1. I used to have terrible nightmares while growing up. I’m almost sure some of the bad dreams were fueled by the fact that I saw death (really ugly death) when I was still too young. Before bed, my grandma used to brush me from head to toe with a hand-broom made of sage, fern, rosemary, skullcap and lavender to sweep the nightmares away and invite calm sleep.
2. My mother used to cry a lot when I was little. I never knew why; not then. I couldn’t understand why she would sob and sob when she heard certain love songs. I thought the songs were pretty. She didn’t mind crying in front of her children—we were used to it—but if anyone was coming over to visit, she would fill a glass with water, sprinkle a bit of salt in it, and set it under her bed as an offering to water spirits. She would ask them to quench their thirst with saltwater, and to keep her from humiliating herself in front of company.

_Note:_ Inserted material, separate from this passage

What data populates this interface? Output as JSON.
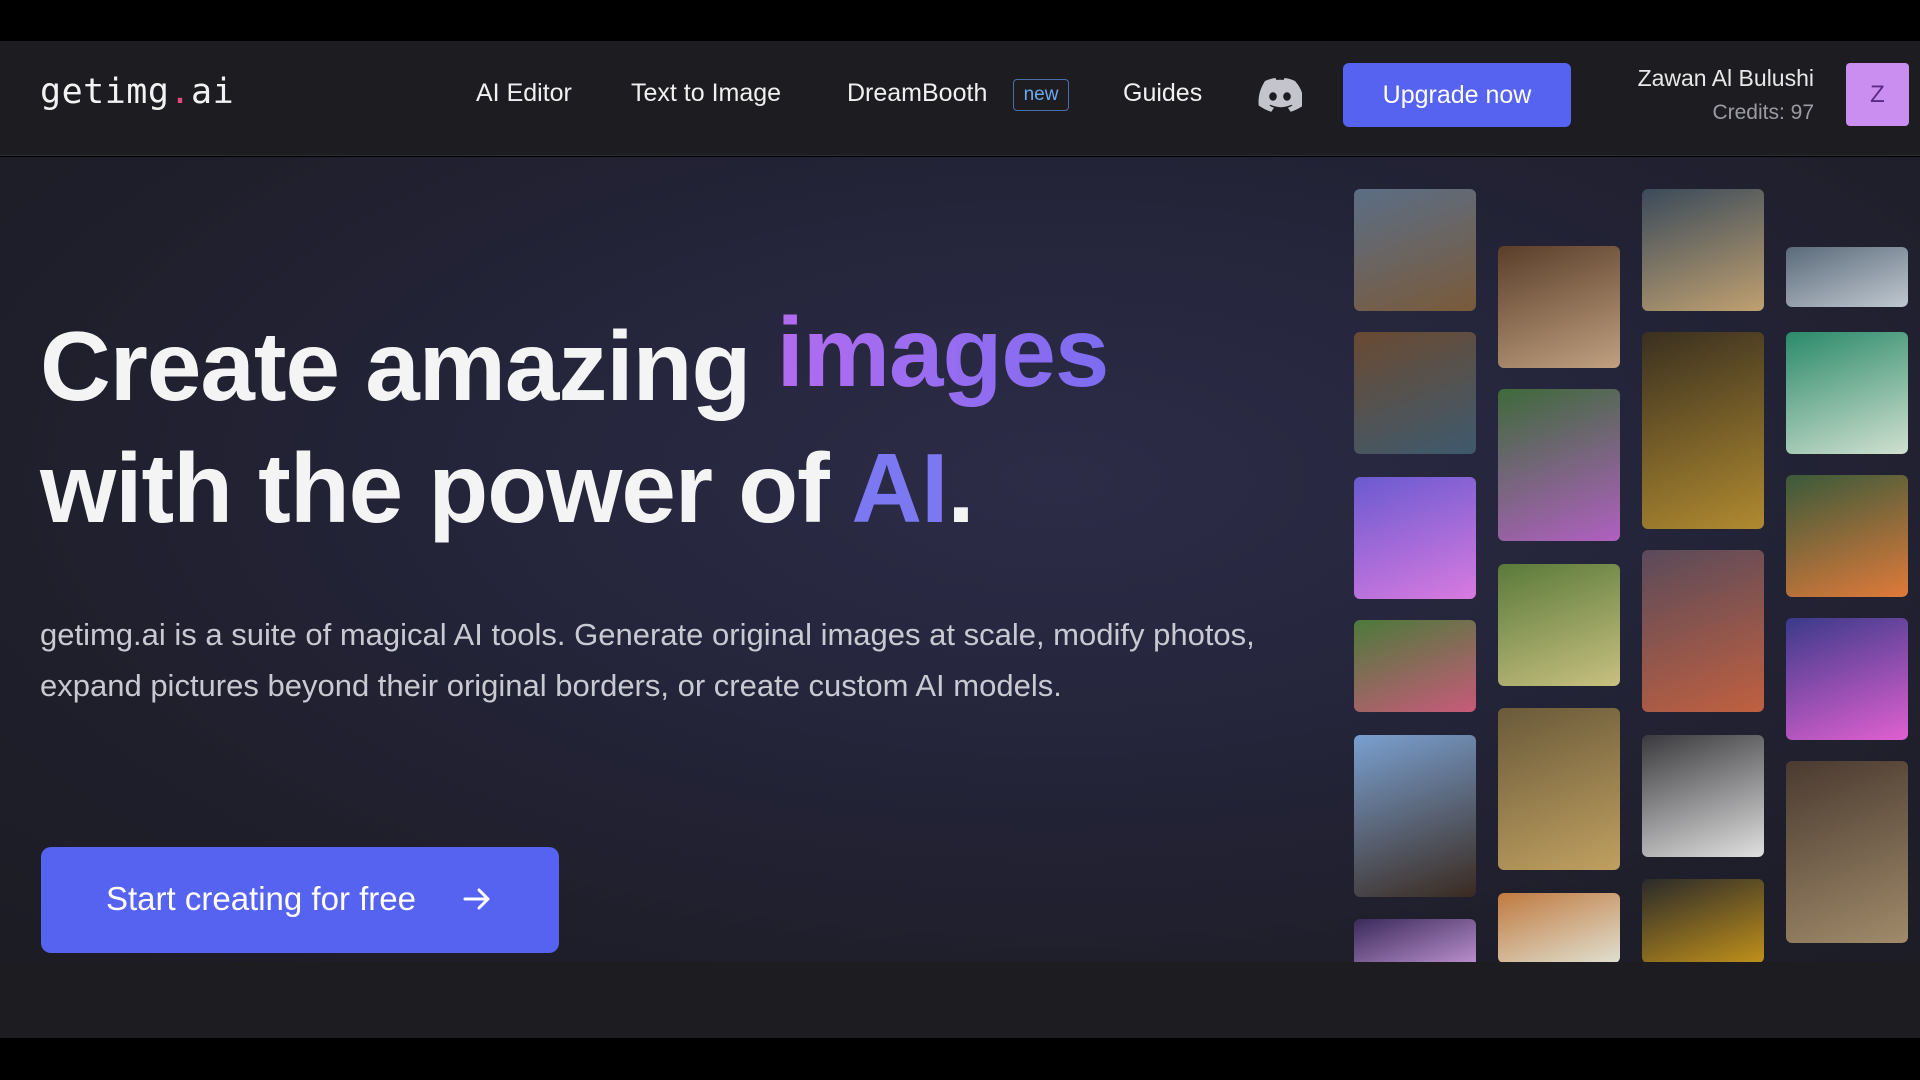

3. During harvest season, we used to sing and dance to thank the fields for the crops. The first meal (especially if we were harvesting rice) was cooked under the sky, and the first serving went to the soil. Whenever my grandma or any other adult opened a bottle of wine or rum, some of it was spilled on the ground for the thirsty souls who no longer walked our land in the flesh.
The first three paragraphs might seem to have sprouted out of nowhere, but I have a point. I needed them in order to point out that to me Witchcraft is not a religion; it is a word that describes many of the things I’ve done ever since I can remember. I could call myself something else (an earthy woman?) or choose not to label myself at all. But language needs specific symbols in order to be effective. And I’ve learned that the clearest the codes, the more enjoyable (and intelligible) the conversations.
Also, I embrace the label Witch, because as such, I can choose to believe in gods (or not). I dance to revere the moon, to celebrate the sun, to send healing energies to the old sick fellow who lives down the street… I do this without having to kneel in front of anyone or anything to beg for miracles. As a Witch, I own my failures and successes. I refused to be ashamed of my human urges. I thank the glorious energy that creates all living things, and I understand that my flesh is not more special than wood, water, stone…
I’m suspicious of those who count their witchery by degrees, and who must list all of their witchy relatives before sharing a spell or their own name. Magic is something that flows through my blood, not because someone gave it to me—like the eye-crinkling smile I got from my dad or the curls from my grandmother—but because I welcome it into my life and feed it bits of my own spirit. Like Debora Geary said when asked if she was a Witch, “I delight in the possibility of magic that exists in all of us.”
I love living in witchery… rejoice dancing in magic circles with Wiccan friends… take pride in discussing the philosophy and psychology of religion with other scholars… and I’m happiest when doing all of the former with anyone who loves celebrating the wicked good things in life, while focusing on the bits that make our Earth Mother precious.
Being a Witch is not about doing spells or rituals; it is about living each second of each day in magic.
Magic just is.
Being a Witch is just Being.
3 is a magical number, so here is a 3rd line ;-)